David DiCarlo, an Erie-based JPMorgan Chase banker, told Barker and the school board on Sept. 4, 2003, that all they had to do was sign some loan papers. He said it would benefit them, in case interest rates increased in the future. He also said the bank would give the district $750,000.
“You have severe building needs; you have serious academic needs,” Barker, 58, says. “It’s very hard to ignore the fact that the bank says it will give you cash.” So Barker and the board members agreed to the deal. (Bloomberg.com, Feb. 1, 2008)
What the New York-based JPMorgan Chase official didn’t tell them was that the bank would get more in fees than the school district would get in cash: $1 million more.
Three years later, as interest rate benchmarks, including Libor, went the wrong way for the school district, the Erie board paid $2.9 million to JPMorgan to get out of the deal.

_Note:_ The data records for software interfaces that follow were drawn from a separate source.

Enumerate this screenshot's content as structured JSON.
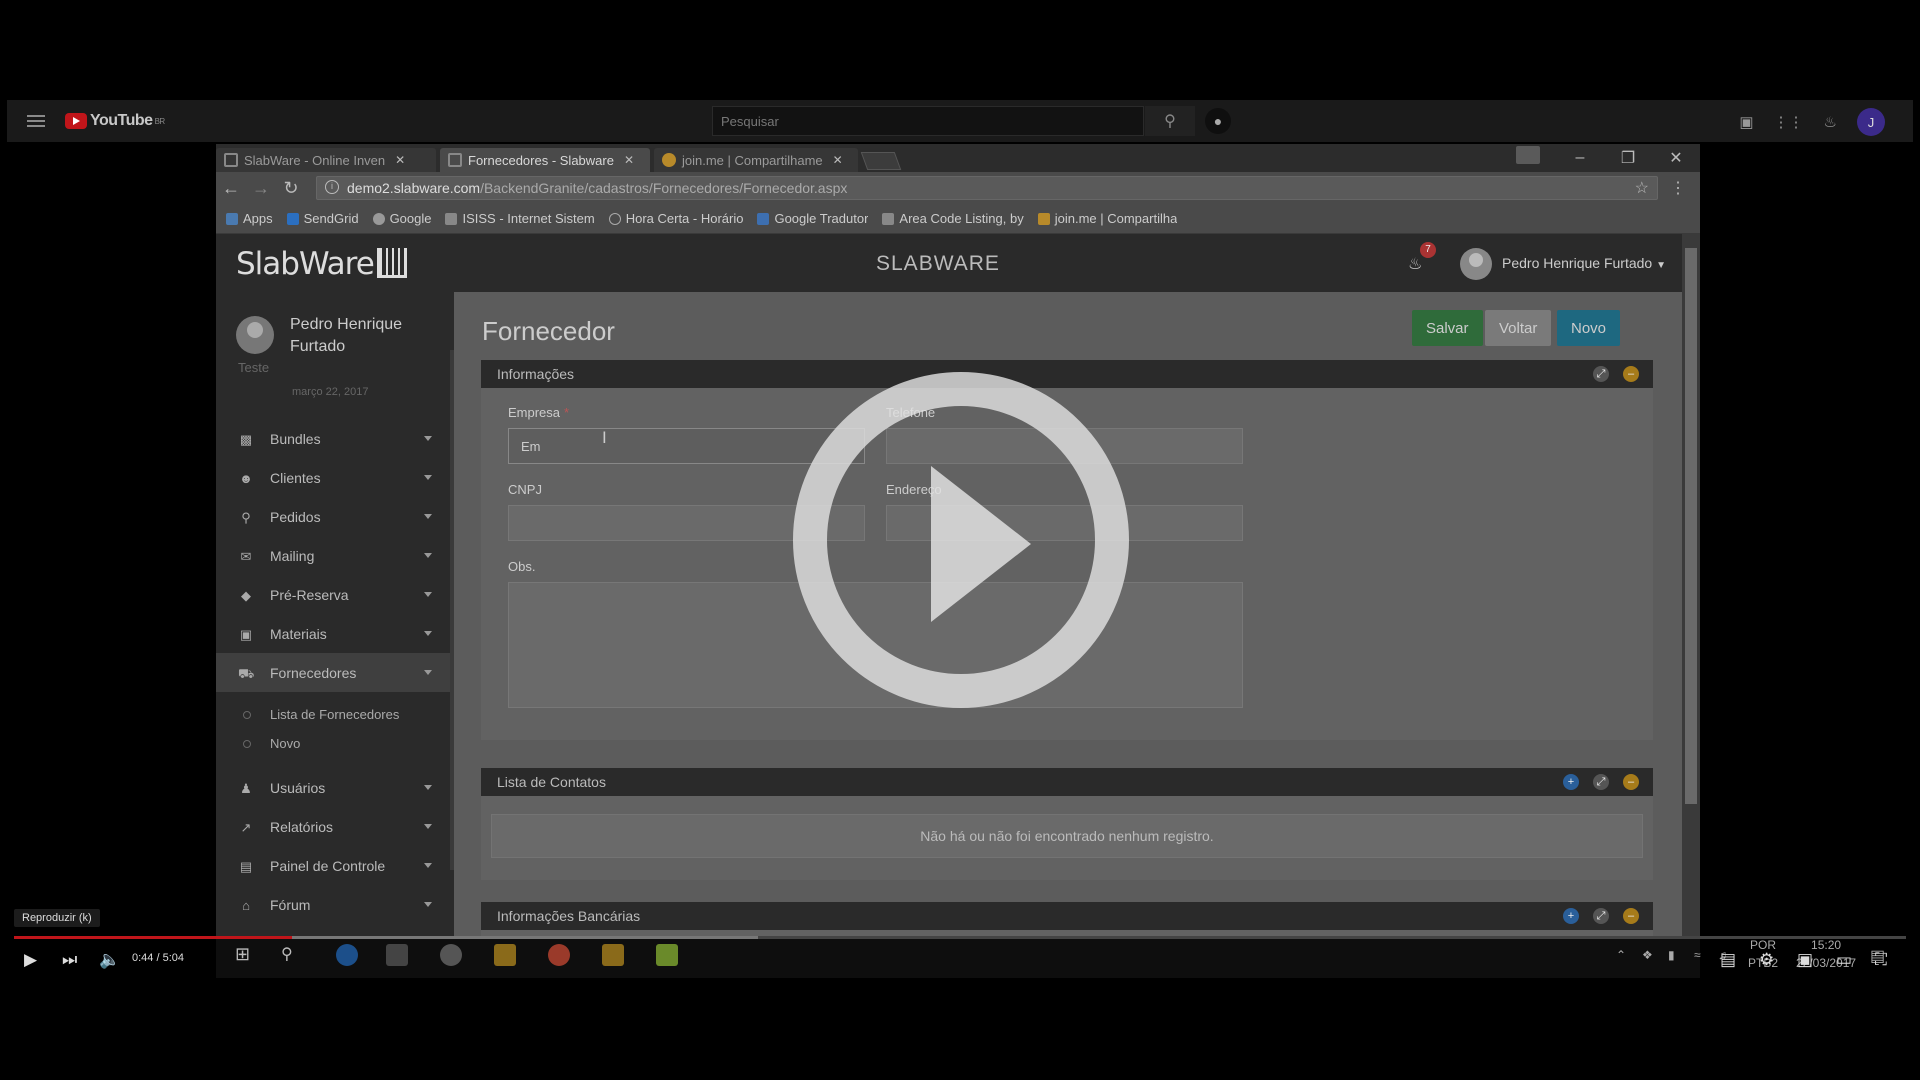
{
  "youtube": {
    "logo_text": "YouTube",
    "region": "BR",
    "search_placeholder": "Pesquisar",
    "avatar_letter": "J"
  },
  "browser": {
    "tabs": [
      {
        "label": "SlabWare - Online Inven",
        "active": false
      },
      {
        "label": "Fornecedores - Slabware",
        "active": true
      },
      {
        "label": "join.me | Compartilhame",
        "active": false
      }
    ],
    "url_host": "demo2.slabware.com",
    "url_path": "/BackendGranite/cadastros/Fornecedores/Fornecedor.aspx",
    "bookmarks": [
      "Apps",
      "SendGrid",
      "Google",
      "ISISS - Internet Sistem",
      "Hora Certa - Horário",
      "Google Tradutor",
      "Area Code Listing, by",
      "join.me | Compartilha"
    ]
  },
  "app": {
    "brand": "SLABWARE",
    "notifications_count": "7",
    "user_name": "Pedro Henrique Furtado",
    "sidebar": {
      "user_name": "Pedro Henrique Furtado",
      "role": "Teste",
      "date": "março 22, 2017",
      "items": [
        {
          "label": "Bundles",
          "icon": "cubes-icon"
        },
        {
          "label": "Clientes",
          "icon": "users-icon"
        },
        {
          "label": "Pedidos",
          "icon": "cart-icon"
        },
        {
          "label": "Mailing",
          "icon": "envelope-icon"
        },
        {
          "label": "Pré-Reserva",
          "icon": "tags-icon"
        },
        {
          "label": "Materiais",
          "icon": "cube-icon"
        },
        {
          "label": "Fornecedores",
          "icon": "truck-icon",
          "active": true
        },
        {
          "label": "Usuários",
          "icon": "user-icon"
        },
        {
          "label": "Relatórios",
          "icon": "chart-icon"
        },
        {
          "label": "Painel de Controle",
          "icon": "laptop-icon"
        },
        {
          "label": "Fórum",
          "icon": "bank-icon"
        }
      ],
      "subitems": [
        "Lista de Fornecedores",
        "Novo"
      ]
    },
    "page_title": "Fornecedor",
    "buttons": {
      "save": "Salvar",
      "back": "Voltar",
      "new": "Novo"
    },
    "panel_info": {
      "title": "Informações",
      "empresa_label": "Empresa",
      "empresa_required": "*",
      "empresa_value": "Em",
      "telefone_label": "Telefone",
      "cnpj_label": "CNPJ",
      "endereco_label": "Endereço",
      "obs_label": "Obs."
    },
    "panel_contatos": {
      "title": "Lista de Contatos",
      "empty_message": "Não há ou não foi encontrado nenhum registro."
    },
    "panel_bank": {
      "title": "Informações Bancárias"
    }
  },
  "windows_tray": {
    "lang_top": "POR",
    "lang_bottom": "PTB2",
    "time": "15:20",
    "date": "22/03/2017"
  },
  "player": {
    "tooltip": "Reproduzir (k)",
    "time": "0:44 / 5:04",
    "progress_fraction": 0.147
  }
}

“That was like a sucker punch,” said Barker. “It’s not about the district and the superintendent. It’s about resources being sucked out of the classroom. If it’s happening here, it’s happening in other places.” (Bloomberg.com, 2008)
It is difficult to have much sympathy for James Barker and his ilk, who are subservient to big business even as they are snookered by them. But the damage done to the Erie community is real. This so-called rust belt city of 100,000, facing increasing poverty and debt, has been told it must lay off public workers and slash money for education and other public services, just so the big banks can reap obscene profits. In the case of JPMorgan and the Erie school district, the profits are about 300 percent.

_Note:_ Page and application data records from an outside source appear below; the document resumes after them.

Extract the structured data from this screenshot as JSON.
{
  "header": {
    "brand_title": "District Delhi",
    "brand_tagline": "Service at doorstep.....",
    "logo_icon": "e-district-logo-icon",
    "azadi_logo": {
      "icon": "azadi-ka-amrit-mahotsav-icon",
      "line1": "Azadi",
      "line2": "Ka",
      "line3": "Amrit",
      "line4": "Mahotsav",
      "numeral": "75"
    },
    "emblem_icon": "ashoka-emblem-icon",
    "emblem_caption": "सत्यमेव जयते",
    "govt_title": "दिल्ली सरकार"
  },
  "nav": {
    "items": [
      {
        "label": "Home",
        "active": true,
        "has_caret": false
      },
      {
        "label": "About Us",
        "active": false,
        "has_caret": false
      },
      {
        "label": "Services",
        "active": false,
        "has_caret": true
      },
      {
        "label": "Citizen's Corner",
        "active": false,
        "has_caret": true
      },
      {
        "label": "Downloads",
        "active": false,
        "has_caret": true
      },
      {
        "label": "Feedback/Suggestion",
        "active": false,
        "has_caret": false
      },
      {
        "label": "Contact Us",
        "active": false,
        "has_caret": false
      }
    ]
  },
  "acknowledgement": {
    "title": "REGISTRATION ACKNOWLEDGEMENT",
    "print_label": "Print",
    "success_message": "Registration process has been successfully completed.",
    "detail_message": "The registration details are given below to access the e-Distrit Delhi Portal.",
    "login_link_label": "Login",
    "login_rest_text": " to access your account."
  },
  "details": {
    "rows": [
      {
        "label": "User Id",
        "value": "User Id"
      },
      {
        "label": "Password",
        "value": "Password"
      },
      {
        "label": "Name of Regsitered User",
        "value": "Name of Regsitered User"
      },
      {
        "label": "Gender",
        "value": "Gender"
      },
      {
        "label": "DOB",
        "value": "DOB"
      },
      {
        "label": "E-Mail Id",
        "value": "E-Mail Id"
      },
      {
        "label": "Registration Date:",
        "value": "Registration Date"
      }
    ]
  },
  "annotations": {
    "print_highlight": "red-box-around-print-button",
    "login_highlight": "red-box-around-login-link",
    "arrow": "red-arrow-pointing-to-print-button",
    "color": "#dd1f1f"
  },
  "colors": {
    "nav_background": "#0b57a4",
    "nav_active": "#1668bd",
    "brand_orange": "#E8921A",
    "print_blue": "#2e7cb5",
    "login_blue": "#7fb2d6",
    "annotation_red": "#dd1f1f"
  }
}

It should be remembered that those interest rates on which Erie gambled and lost were manipulated.
As news of the Libor scandal has spread, more and more evidence of the banks’ gambling with public funds has come to light. According to James Rickards, a hedge fund manager and author in New York City, the Libor fraud “may be the mother of all bank scandals.” (U.S. News & World Report, July 23)
Barclays was fined $453 million — just a pittance compared to the billions in profits gained from its misdeeds. Other big banks are fearful that not only will they be investigated, too, but that exposure of the whole seamy mess may cause a collapse.

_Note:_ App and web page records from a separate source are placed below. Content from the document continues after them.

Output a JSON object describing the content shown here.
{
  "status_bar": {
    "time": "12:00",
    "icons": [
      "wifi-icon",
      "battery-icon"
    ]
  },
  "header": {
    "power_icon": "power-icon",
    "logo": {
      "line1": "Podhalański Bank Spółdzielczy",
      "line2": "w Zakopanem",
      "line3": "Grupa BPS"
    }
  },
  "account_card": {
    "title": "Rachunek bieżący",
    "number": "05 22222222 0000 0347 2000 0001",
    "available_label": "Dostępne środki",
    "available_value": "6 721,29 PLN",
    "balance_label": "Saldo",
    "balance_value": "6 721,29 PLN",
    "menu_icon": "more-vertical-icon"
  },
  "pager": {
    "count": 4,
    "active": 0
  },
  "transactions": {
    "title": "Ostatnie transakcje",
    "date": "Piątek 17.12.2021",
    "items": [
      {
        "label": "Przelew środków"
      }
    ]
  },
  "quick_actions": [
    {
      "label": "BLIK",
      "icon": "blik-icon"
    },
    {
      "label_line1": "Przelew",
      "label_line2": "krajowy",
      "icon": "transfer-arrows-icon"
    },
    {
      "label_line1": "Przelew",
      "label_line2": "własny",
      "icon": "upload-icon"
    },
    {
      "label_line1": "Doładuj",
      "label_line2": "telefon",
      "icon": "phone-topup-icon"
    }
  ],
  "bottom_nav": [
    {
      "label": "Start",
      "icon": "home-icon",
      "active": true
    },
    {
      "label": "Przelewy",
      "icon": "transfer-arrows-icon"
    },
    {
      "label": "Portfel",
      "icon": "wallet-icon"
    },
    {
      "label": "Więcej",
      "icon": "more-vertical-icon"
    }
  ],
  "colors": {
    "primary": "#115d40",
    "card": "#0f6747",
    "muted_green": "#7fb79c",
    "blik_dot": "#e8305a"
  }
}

Some of those affected are of course the thousands of smaller banks and businesses that use the Libor. But tens of thousands even more affected are states, municipalities and local governments that have succumbed to the wiles of the giant banks.
The city of Baltimore is suing more than a dozen major banks, claiming the institutions conspired to manipulate the Libor. However, as with the case of Erie, the Baltimore officials are not entirely blameless. They are rightly attacking the manipulation of the Libor rate but are not talking about why they invested public funds in financial derivatives tied to the Libor, a practice similar to gambling.
As of this writing, the attorneys general of five states are investigating the Libor manipulation. New York and Connecticut are investigating “with the goal of providing restitution to state agencies, municipalities, school districts and not-for-profit entities nationwide that may have been harmed by any illegal conduct.” (Bloomberg.com, July 17)
An unasked question is why many of these same states passed legislation allowing municipalities and school districts to use public money for financial derivatives in the first place.
What is staggering is that these practices have become commonplace around the world, including in Europe and parts of Asia. Because both the banks and the municipalities involved are very secretive, the exact number of local governments involved is unknown. But it runs into the tens of thousands.
Despite calls for the “reform” of Libor by both Federal Reserve Chair Ben Bernanke and U.S. Treasury Secretary Timothy Geithner, no one should expect anything to change anytime soon — unless, of course, there is another financial crash. Both Geithner and Bernanke have admitted that they knew what was going on at Libor and did very little about it.
The world capitalist/imperialist system is guilty of innumerable crimes, but for the Libor scandal alone, it richly deserves to be overthrown.